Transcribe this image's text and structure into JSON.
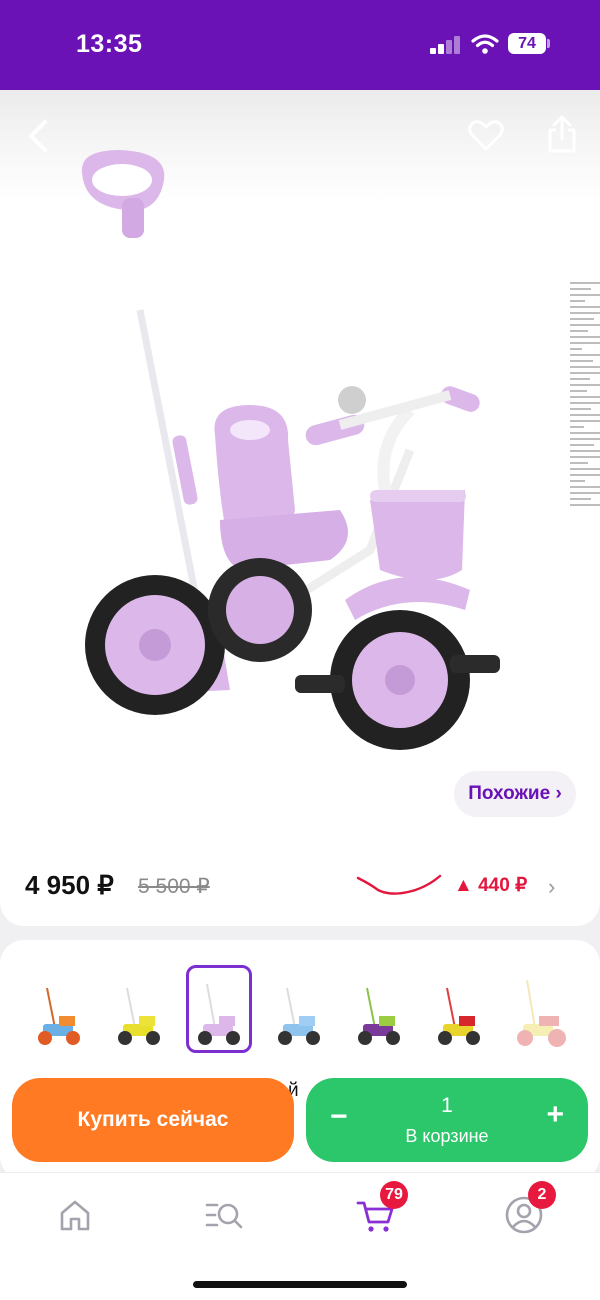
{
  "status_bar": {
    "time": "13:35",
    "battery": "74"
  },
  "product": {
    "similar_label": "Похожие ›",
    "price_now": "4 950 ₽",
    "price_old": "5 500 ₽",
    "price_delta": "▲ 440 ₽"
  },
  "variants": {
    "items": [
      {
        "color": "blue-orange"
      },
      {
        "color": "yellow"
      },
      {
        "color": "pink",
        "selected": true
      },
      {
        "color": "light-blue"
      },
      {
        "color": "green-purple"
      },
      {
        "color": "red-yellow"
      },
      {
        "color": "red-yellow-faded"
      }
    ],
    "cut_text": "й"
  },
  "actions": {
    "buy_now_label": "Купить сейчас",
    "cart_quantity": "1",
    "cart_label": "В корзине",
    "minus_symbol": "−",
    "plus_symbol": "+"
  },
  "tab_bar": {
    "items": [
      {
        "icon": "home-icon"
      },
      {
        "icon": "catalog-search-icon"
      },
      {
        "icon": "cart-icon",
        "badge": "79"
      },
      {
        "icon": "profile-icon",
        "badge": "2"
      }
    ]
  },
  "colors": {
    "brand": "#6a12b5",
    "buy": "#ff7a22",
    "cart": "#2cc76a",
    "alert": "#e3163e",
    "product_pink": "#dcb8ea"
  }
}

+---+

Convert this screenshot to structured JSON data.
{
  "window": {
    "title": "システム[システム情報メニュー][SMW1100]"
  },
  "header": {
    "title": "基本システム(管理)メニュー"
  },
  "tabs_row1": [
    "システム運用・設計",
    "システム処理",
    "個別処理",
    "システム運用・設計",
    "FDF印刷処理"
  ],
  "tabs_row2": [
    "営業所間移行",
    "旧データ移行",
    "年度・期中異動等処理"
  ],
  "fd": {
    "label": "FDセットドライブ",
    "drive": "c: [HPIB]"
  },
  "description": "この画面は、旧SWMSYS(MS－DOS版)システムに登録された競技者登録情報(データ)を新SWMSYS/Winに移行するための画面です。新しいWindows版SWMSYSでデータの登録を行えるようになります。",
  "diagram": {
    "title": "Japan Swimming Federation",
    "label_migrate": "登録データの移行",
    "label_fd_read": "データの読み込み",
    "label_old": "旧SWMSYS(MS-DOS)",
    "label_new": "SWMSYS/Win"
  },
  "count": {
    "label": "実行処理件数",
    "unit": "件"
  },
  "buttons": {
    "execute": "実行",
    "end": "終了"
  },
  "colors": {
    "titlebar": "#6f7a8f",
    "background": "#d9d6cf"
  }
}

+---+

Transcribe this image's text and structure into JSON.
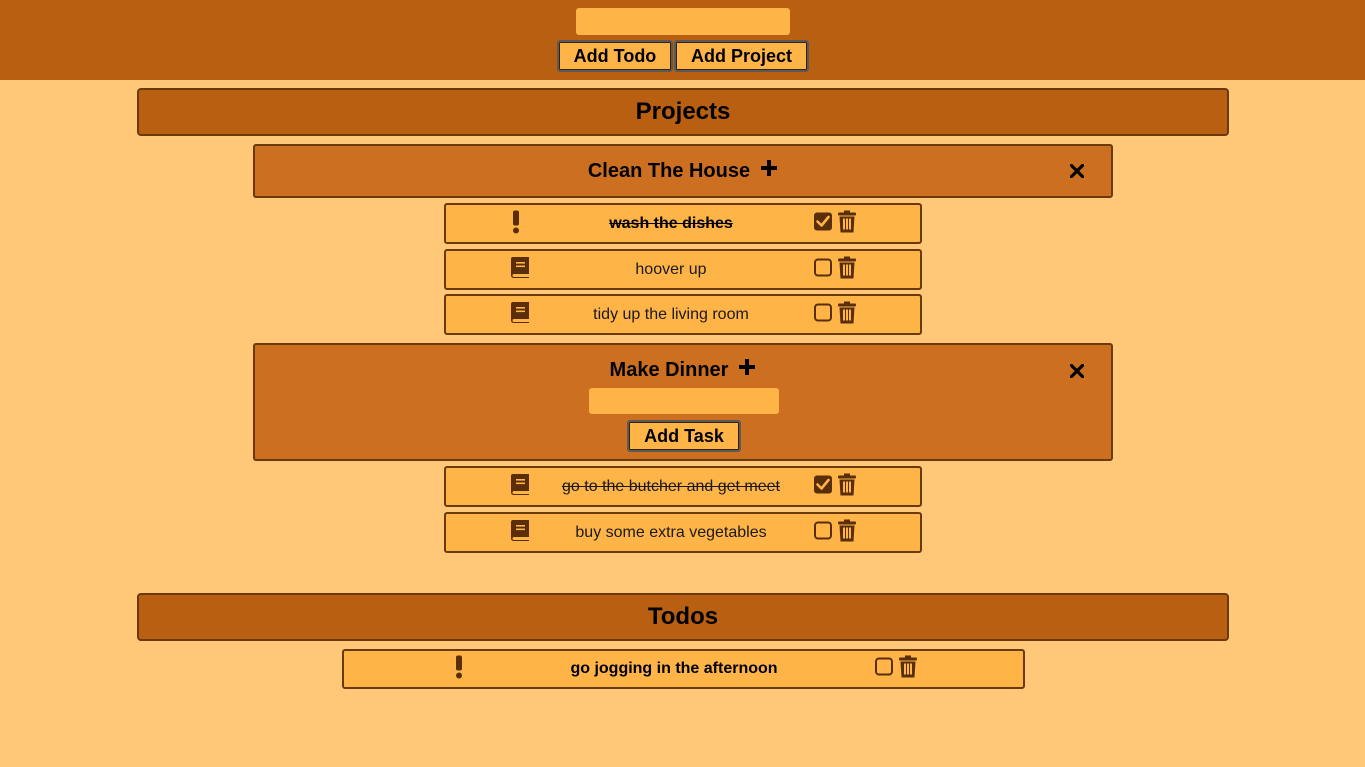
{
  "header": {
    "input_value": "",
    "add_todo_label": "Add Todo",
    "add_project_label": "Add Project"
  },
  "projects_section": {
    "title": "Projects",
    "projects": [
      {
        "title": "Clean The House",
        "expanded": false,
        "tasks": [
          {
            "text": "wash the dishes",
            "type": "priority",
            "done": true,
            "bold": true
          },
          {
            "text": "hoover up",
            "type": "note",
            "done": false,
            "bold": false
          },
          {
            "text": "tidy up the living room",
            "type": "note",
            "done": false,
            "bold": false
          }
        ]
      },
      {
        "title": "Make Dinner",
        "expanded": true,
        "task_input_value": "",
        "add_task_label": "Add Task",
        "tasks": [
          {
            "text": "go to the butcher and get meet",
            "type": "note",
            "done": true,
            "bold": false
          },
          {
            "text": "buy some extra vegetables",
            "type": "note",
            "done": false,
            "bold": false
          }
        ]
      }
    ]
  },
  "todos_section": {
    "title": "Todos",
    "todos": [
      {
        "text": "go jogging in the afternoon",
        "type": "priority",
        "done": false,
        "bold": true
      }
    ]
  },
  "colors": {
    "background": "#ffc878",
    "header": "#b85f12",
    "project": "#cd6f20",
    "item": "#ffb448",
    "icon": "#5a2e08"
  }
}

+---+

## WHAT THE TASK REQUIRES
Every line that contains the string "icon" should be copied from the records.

## RESULT FOR THIS TASK
        "icon": "home-icon"
        "icon": "catalog-search-icon"
        "icon": "cart-icon",
        "icon": "profile-icon",
    "icon": "#5a2e08"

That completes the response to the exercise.